• [Task item]:
Copy every record below exactly.

(Dataset entries)
-=-=-
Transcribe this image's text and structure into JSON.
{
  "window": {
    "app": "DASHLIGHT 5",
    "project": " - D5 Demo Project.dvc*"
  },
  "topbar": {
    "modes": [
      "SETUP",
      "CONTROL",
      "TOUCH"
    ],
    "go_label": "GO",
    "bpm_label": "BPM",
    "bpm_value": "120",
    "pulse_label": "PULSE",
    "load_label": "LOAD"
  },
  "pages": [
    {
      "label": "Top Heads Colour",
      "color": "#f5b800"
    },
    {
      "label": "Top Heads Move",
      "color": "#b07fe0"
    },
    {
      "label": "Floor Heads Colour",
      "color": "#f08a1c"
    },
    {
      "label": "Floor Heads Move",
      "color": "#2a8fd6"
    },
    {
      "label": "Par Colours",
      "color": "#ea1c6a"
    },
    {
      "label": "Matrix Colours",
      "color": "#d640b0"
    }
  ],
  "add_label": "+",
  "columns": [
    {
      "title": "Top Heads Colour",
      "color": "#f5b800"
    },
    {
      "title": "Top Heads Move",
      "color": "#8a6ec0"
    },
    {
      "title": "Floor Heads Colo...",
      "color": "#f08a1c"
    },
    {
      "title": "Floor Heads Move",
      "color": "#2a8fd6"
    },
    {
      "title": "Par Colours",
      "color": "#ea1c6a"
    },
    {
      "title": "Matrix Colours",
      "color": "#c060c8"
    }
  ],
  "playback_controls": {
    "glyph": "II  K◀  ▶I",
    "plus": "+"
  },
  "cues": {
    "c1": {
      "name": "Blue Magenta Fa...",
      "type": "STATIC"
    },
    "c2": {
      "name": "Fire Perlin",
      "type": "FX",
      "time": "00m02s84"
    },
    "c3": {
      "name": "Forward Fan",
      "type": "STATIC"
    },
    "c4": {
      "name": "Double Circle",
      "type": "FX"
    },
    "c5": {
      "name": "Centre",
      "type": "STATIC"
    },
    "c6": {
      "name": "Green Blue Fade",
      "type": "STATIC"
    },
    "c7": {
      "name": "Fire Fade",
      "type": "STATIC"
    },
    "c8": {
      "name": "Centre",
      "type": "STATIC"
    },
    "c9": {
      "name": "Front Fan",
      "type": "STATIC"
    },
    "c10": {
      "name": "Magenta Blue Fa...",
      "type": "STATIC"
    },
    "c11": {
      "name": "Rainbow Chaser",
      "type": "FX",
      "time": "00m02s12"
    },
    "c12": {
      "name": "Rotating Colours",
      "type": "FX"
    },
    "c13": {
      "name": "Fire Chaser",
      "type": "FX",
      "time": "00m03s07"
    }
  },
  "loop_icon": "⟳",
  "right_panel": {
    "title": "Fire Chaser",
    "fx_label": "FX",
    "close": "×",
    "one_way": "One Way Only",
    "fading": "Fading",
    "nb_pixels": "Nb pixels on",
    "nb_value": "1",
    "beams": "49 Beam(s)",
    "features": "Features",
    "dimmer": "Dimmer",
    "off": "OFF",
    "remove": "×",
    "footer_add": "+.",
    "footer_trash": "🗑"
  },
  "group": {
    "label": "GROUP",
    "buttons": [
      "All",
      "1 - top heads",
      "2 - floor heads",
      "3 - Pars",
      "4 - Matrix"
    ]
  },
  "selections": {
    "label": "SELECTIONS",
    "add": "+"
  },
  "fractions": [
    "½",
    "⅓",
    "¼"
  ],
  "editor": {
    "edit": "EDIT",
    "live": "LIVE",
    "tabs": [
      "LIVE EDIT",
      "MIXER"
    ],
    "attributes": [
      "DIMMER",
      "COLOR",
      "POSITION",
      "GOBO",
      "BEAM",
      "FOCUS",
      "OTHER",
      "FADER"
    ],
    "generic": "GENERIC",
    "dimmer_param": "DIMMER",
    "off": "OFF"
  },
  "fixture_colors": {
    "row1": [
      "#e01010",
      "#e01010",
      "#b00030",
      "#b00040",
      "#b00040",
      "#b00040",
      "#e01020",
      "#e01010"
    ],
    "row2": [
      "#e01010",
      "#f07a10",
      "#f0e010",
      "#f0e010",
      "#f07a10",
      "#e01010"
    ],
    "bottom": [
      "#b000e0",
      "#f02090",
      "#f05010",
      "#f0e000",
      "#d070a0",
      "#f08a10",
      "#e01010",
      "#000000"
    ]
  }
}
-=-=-
• [Task result]:
Transcribe this image's text and structure into JSON.
{
  "window": {
    "app": "DASHLIGHT 5",
    "project": " - D5 Demo Project.dvc*"
  },
  "topbar": {
    "modes": [
      "SETUP",
      "CONTROL",
      "TOUCH"
    ],
    "go_label": "GO",
    "bpm_label": "BPM",
    "bpm_value": "120",
    "pulse_label": "PULSE",
    "load_label": "LOAD"
  },
  "pages": [
    {
      "label": "Top Heads Colour",
      "color": "#f5b800"
    },
    {
      "label": "Top Heads Move",
      "color": "#b07fe0"
    },
    {
      "label": "Floor Heads Colour",
      "color": "#f08a1c"
    },
    {
      "label": "Floor Heads Move",
      "color": "#2a8fd6"
    },
    {
      "label": "Par Colours",
      "color": "#ea1c6a"
    },
    {
      "label": "Matrix Colours",
      "color": "#d640b0"
    }
  ],
  "add_label": "+",
  "columns": [
    {
      "title": "Top Heads Colour",
      "color": "#f5b800"
    },
    {
      "title": "Top Heads Move",
      "color": "#8a6ec0"
    },
    {
      "title": "Floor Heads Colo...",
      "color": "#f08a1c"
    },
    {
      "title": "Floor Heads Move",
      "color": "#2a8fd6"
    },
    {
      "title": "Par Colours",
      "color": "#ea1c6a"
    },
    {
      "title": "Matrix Colours",
      "color": "#c060c8"
    }
  ],
  "playback_controls": {
    "glyph": "II  K◀  ▶I",
    "plus": "+"
  },
  "cues": {
    "c1": {
      "name": "Blue Magenta Fa...",
      "type": "STATIC"
    },
    "c2": {
      "name": "Fire Perlin",
      "type": "FX",
      "time": "00m02s84"
    },
    "c3": {
      "name": "Forward Fan",
      "type": "STATIC"
    },
    "c4": {
      "name": "Double Circle",
      "type": "FX"
    },
    "c5": {
      "name": "Centre",
      "type": "STATIC"
    },
    "c6": {
      "name": "Green Blue Fade",
      "type": "STATIC"
    },
    "c7": {
      "name": "Fire Fade",
      "type": "STATIC"
    },
    "c8": {
      "name": "Centre",
      "type": "STATIC"
    },
    "c9": {
      "name": "Front Fan",
      "type": "STATIC"
    },
    "c10": {
      "name": "Magenta Blue Fa...",
      "type": "STATIC"
    },
    "c11": {
      "name": "Rainbow Chaser",
      "type": "FX",
      "time": "00m02s12"
    },
    "c12": {
      "name": "Rotating Colours",
      "type": "FX"
    },
    "c13": {
      "name": "Fire Chaser",
      "type": "FX",
      "time": "00m03s07"
    }
  },
  "loop_icon": "⟳",
  "right_panel": {
    "title": "Fire Chaser",
    "fx_label": "FX",
    "close": "×",
    "one_way": "One Way Only",
    "fading": "Fading",
    "nb_pixels": "Nb pixels on",
    "nb_value": "1",
    "beams": "49 Beam(s)",
    "features": "Features",
    "dimmer": "Dimmer",
    "off": "OFF",
    "remove": "×",
    "footer_add": "+.",
    "footer_trash": "🗑"
  },
  "group": {
    "label": "GROUP",
    "buttons": [
      "All",
      "1 - top heads",
      "2 - floor heads",
      "3 - Pars",
      "4 - Matrix"
    ]
  },
  "selections": {
    "label": "SELECTIONS",
    "add": "+"
  },
  "fractions": [
    "½",
    "⅓",
    "¼"
  ],
  "editor": {
    "edit": "EDIT",
    "live": "LIVE",
    "tabs": [
      "LIVE EDIT",
      "MIXER"
    ],
    "attributes": [
      "DIMMER",
      "COLOR",
      "POSITION",
      "GOBO",
      "BEAM",
      "FOCUS",
      "OTHER",
      "FADER"
    ],
    "generic": "GENERIC",
    "dimmer_param": "DIMMER",
    "off": "OFF"
  },
  "fixture_colors": {
    "row1": [
      "#e01010",
      "#e01010",
      "#b00030",
      "#b00040",
      "#b00040",
      "#b00040",
      "#e01020",
      "#e01010"
    ],
    "row2": [
      "#e01010",
      "#f07a10",
      "#f0e010",
      "#f0e010",
      "#f07a10",
      "#e01010"
    ],
    "bottom": [
      "#b000e0",
      "#f02090",
      "#f05010",
      "#f0e000",
      "#d070a0",
      "#f08a10",
      "#e01010",
      "#000000"
    ]
  }
}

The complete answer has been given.